By comparison, centralized biometrics can be compromised in the reader, the device the reader is connected to, the software on that device, the network between that device and the server they’re stored on, and the server itself – and none of that pathway has security mechanisms which have been ratified by someone other than the vendors who make them.
Without rigorously validated mechanisms, centralized biometrics are ripe for tampering, interception, extraction, and sharing. What happens if compromise of templates in one badly managed system means your face is compromised for recognition in all systems? If by adding their template besides yours an attacker can become you? What happens if the company managing your personal data shares it with others, or if the stolen data is used to automatically identify you in other contexts, without your consent?
This is why Microsoft does not currently build in support for authentication using centralized biometrics. The security issues are simply too pervasive, the impacts simply too significant. And yet – for many environments, and especially for at risk, displaced, and impoverished populations – betting identifiability on a $15 device means denying the benefits of digital identity to many of the people who need them most. I believe that this is an incredibly important to solve, and so I believe we will, in time, solve it.
But for now, our recommendation for biometric authentication is to limit collection and storage of biometric data to secure hardware environments. Windows Hello requires the biometric is locally registered to the device, as does FIDO. This is preferable for both security and privacy reasons. The biometric is only used to locally unlock the authenticator and doesn’t act as an authenticator in and of itself.
But that means our ideal “walk unencumbered up to a previously unused device and just sign in with a biometric” isn’t ready for prime time quite yet. You must present the authenticator and then unlock it with your biometric. Not quite as magic as the “” scenarios, but a whole lot more secure, private, and future proof.
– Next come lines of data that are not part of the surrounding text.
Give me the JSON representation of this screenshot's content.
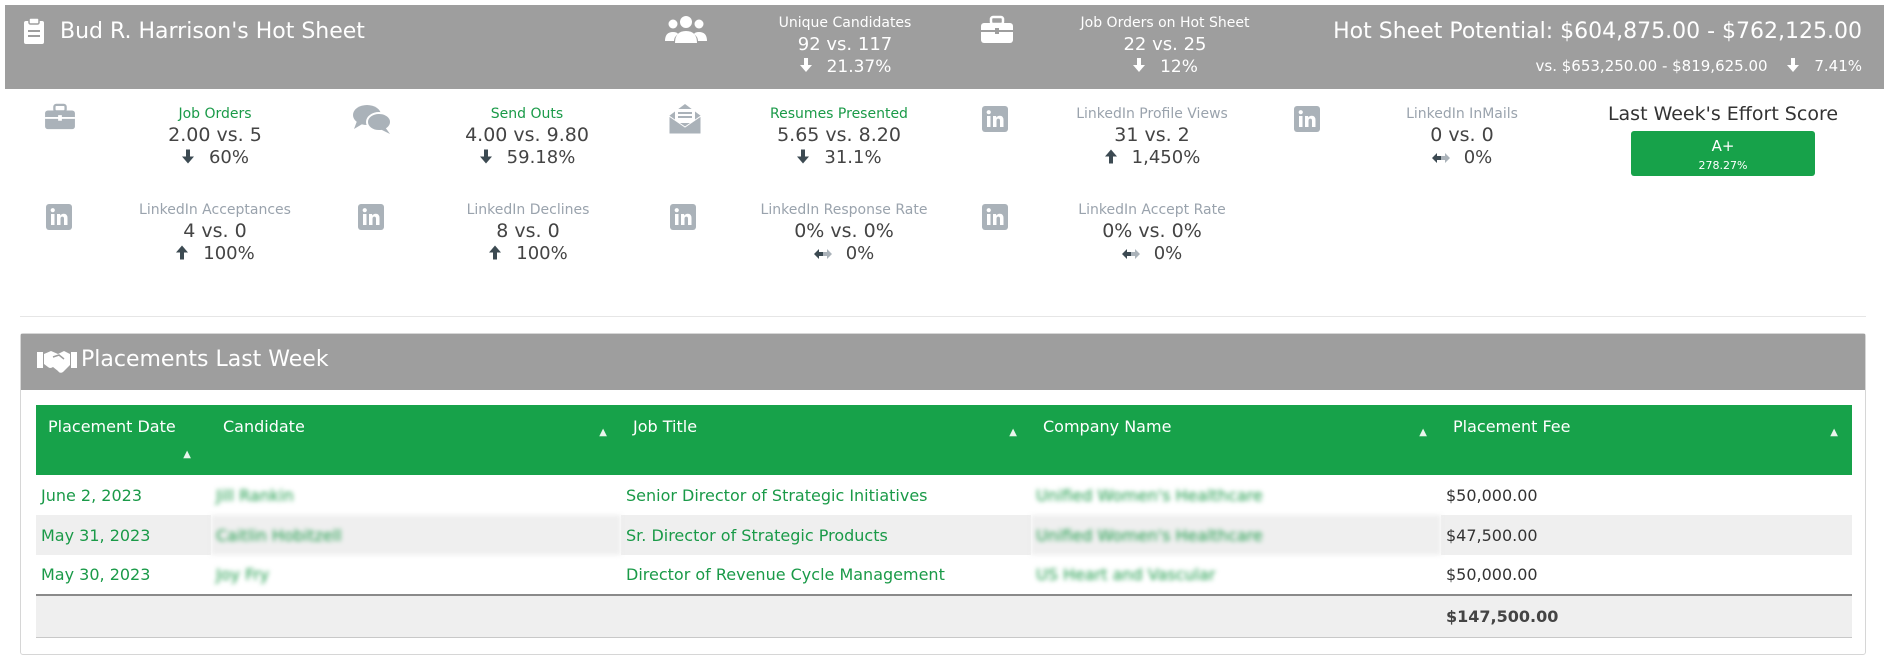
{
  "header": {
    "title": "Bud R. Harrison's Hot Sheet",
    "unique_candidates": {
      "label": "Unique Candidates",
      "value": "92 vs. 117",
      "change": "21.37%",
      "direction": "down"
    },
    "job_orders_hot": {
      "label": "Job Orders on Hot Sheet",
      "value": "22 vs. 25",
      "change": "12%",
      "direction": "down"
    },
    "potential": "Hot Sheet Potential: $604,875.00 - $762,125.00",
    "potential_compare": "vs. $653,250.00 - $819,625.00",
    "potential_change": "7.41%",
    "potential_direction": "down"
  },
  "stats": [
    {
      "label": "Job Orders",
      "value": "2.00 vs. 5",
      "change": "60%",
      "direction": "down",
      "icon": "briefcase-icon"
    },
    {
      "label": "Send Outs",
      "value": "4.00 vs. 9.80",
      "change": "59.18%",
      "direction": "down",
      "icon": "chat-bubbles-icon"
    },
    {
      "label": "Resumes Presented",
      "value": "5.65 vs. 8.20",
      "change": "31.1%",
      "direction": "down",
      "icon": "open-envelope-icon"
    },
    {
      "label": "LinkedIn Profile Views",
      "value": "31 vs. 2",
      "change": "1,450%",
      "direction": "up",
      "icon": "linkedin-icon"
    },
    {
      "label": "LinkedIn InMails",
      "value": "0 vs. 0",
      "change": "0%",
      "direction": "flat",
      "icon": "linkedin-icon"
    },
    {
      "label": "LinkedIn Acceptances",
      "value": "4 vs. 0",
      "change": "100%",
      "direction": "up",
      "icon": "linkedin-icon"
    },
    {
      "label": "LinkedIn Declines",
      "value": "8 vs. 0",
      "change": "100%",
      "direction": "up",
      "icon": "linkedin-icon"
    },
    {
      "label": "LinkedIn Response Rate",
      "value": "0% vs. 0%",
      "change": "0%",
      "direction": "flat",
      "icon": "linkedin-icon"
    },
    {
      "label": "LinkedIn Accept Rate",
      "value": "0% vs. 0%",
      "change": "0%",
      "direction": "flat",
      "icon": "linkedin-icon"
    }
  ],
  "effort": {
    "label": "Last Week's Effort Score",
    "grade": "A+",
    "percent": "278.27%"
  },
  "placements": {
    "title": "Placements Last Week",
    "columns": [
      "Placement Date",
      "Candidate",
      "Job Title",
      "Company Name",
      "Placement Fee"
    ],
    "rows": [
      {
        "date": "June 2, 2023",
        "candidate": "Jill Rankin",
        "job_title": "Senior Director of Strategic Initiatives",
        "company": "Unified Women's Healthcare",
        "fee": "$50,000.00"
      },
      {
        "date": "May 31, 2023",
        "candidate": "Caitlin Hobitzell",
        "job_title": "Sr. Director of Strategic Products",
        "company": "Unified Women's Healthcare",
        "fee": "$47,500.00"
      },
      {
        "date": "May 30, 2023",
        "candidate": "Joy Fry",
        "job_title": "Director of Revenue Cycle Management",
        "company": "US Heart and Vascular",
        "fee": "$50,000.00"
      }
    ],
    "total": "$147,500.00"
  },
  "colors": {
    "header_grey": "#9e9e9e",
    "accent_green": "#17a24a",
    "link_green": "#1a9a48",
    "muted_label": "#9aa3ad"
  }
}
Interested in helping solve the problem of biometrics-only authentication at scale or think I'm missing something? Hit me up on Twitter at @alex_t_weinert to share your thinking.